Budapest, 20 October 1998 (RFE/RL) -- Sit down for lunch at Cyrano, one of downtown Budapest's most popular gathering spots for young business people and professionals, and you might think that owning a mobile phone is the price of admission.
Lunch is constantly interrupted by the ringing and chirping of mobile phones. There's at least one at every table.
Hungary is one of Europe's biggest booming markets for mobile phones. Today one Hungarian in 10 owns a mobile phone. That is the same proportion that had a fixed land line just five years ago.
Andras Sugar, chief executive officer of Westel 900, Hungary's dominant mobile service provider, says the growth in the market in such a short time has been staggering.
"When you see that there are one million mobile users (in Hungary), it means that every second or third family already has a mobile phone."
The explosion in mobile phone use is just one part of the Hungarian success story in telecommunications. Thanks to the 1993 privatization of the state phone monopoly, MATAV, and to the advent of competition in the industry, Hungary has quadrupled the number of its phone lines in just five years --if both fixed land lines and mobile phones are taken into account.
Analog mobile phone services came to Hungary in a limited form in 1989, but real growth dates from the establishment five years ago of two companies providing GSM digital service. GSM, which stands for Global Service for Mobile, allows mobile phone owners to roam from country to country and still receive phone calls.
In Hungary, mobile phones were at first seen as a way to overcome the severe limitations of the poor land-line network. That is the recollection of Otto Gecser, chief marketing officer for MATAV, the largest Hungarian phone company, which also provides mobile phone service.
"It's very interesting that at the very beginning, one of the major --if not the major-- driving force was the lack of phones. So five years ago, nearly one million people were waiting for a line. You went into a shop and in 25 minutes you got a (mobile) line --it (didn't) matter the cost, you were happy. Slowly, slowly, as the (number of normal phones lines) increased, (mobile phones) became more a business tool, no doubt a fashion, Yuppie stuff you can keep in your hand."
Although mobile phones still have a cachet of chicness, Gecser says they are more and more being looked on as an indispensable tool for business --and even for private life. He says: "We believe the world will go wireless, which means your personal equipment will be with you."
Westell 900's Sugar says that Hungarians, with their love of conversation, are a prime market for mobile phones.
"The young people really are enjoying this. And I think this is really a Hungarian habit, because we like to talk, we like to discuss constantly, we are good traders."
Hungarian mobile phone companies are currently lowering prices and offering a large range of services to sell mobile phones to people who never knew they needed them.

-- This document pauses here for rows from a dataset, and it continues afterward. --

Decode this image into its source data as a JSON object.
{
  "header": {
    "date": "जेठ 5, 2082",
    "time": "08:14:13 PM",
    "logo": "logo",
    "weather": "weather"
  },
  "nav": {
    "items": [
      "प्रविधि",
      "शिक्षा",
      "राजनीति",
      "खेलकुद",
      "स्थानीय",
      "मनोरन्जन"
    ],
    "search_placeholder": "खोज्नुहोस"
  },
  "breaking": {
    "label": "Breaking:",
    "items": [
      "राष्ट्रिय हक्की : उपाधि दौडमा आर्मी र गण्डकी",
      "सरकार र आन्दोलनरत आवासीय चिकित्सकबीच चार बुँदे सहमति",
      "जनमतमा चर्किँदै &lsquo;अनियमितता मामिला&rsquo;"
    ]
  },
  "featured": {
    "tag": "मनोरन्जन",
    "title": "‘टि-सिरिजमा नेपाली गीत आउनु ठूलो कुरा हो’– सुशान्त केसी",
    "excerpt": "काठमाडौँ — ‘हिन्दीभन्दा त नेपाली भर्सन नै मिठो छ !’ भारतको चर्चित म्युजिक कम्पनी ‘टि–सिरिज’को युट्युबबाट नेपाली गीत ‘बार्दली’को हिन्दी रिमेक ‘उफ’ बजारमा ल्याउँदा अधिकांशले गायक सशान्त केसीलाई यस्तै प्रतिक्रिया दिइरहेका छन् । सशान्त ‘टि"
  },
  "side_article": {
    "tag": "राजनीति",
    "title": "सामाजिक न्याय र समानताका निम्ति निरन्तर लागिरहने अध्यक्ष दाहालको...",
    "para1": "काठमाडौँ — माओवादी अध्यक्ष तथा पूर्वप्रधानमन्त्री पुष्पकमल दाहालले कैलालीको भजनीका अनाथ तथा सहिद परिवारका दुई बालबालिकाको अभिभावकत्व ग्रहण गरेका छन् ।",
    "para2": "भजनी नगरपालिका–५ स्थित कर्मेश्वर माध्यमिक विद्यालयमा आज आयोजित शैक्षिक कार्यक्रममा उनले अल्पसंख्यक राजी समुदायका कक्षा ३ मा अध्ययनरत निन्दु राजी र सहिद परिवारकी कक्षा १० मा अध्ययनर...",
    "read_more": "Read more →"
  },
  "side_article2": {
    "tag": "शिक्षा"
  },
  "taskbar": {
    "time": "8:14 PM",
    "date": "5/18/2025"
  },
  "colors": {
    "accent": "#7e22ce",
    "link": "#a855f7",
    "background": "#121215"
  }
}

The services include some never before associated with the telephone --like being able to send a written message over a digital phone system. Westel 900's subscribers have the right to send 20 short written messages (of up to 160 characters each) over the phone free each month. Sugar says this service has become popular with cost-conscious grandparents who want to save money but still keep in touch with their grandchildren -- both in Hungary and abroad.
Futuristic services already available in Hungary include the ability to receive, over a mobile phone, notification that you have received an e-mail on your computer. Sugar says the benefit of this is that you don't have to open your computer or lap-top too frequently --only when you know there is a message waiting for you.
By the end of this year, Hungary expects to have at least one million mobile phone users (a 10 percent penetration rate), a level still behind lesser-developed West European countries like Portugal or Greece.
Scandinavians already own more mobile phones than Hungarians have phones of all kind. And almost beyond comparison is Finland, which in August became the first country in the world to have more than 50 mobile phones per 100 inhabitants.
Gecser says catching up with Finland is too ambitious a goal, but Westel 900's Sugar is confident Hungary can reach even that level.
"In our 10-years' plan, we are planning a similar development. Of course it's very hard to predict what will be in 10 years, but we spent seven or eight years in Hungary to reach the one-million level. ...I think in two or three years we will reach another million customers. We are at the curve of the development and I think in the coming years the mobile penetration will increase much faster. So we will reach the Finnish penetration in this coming 10 years, certainly."
(Third of three features on developments in the telecommunications sector in Central and Eastern Europe.)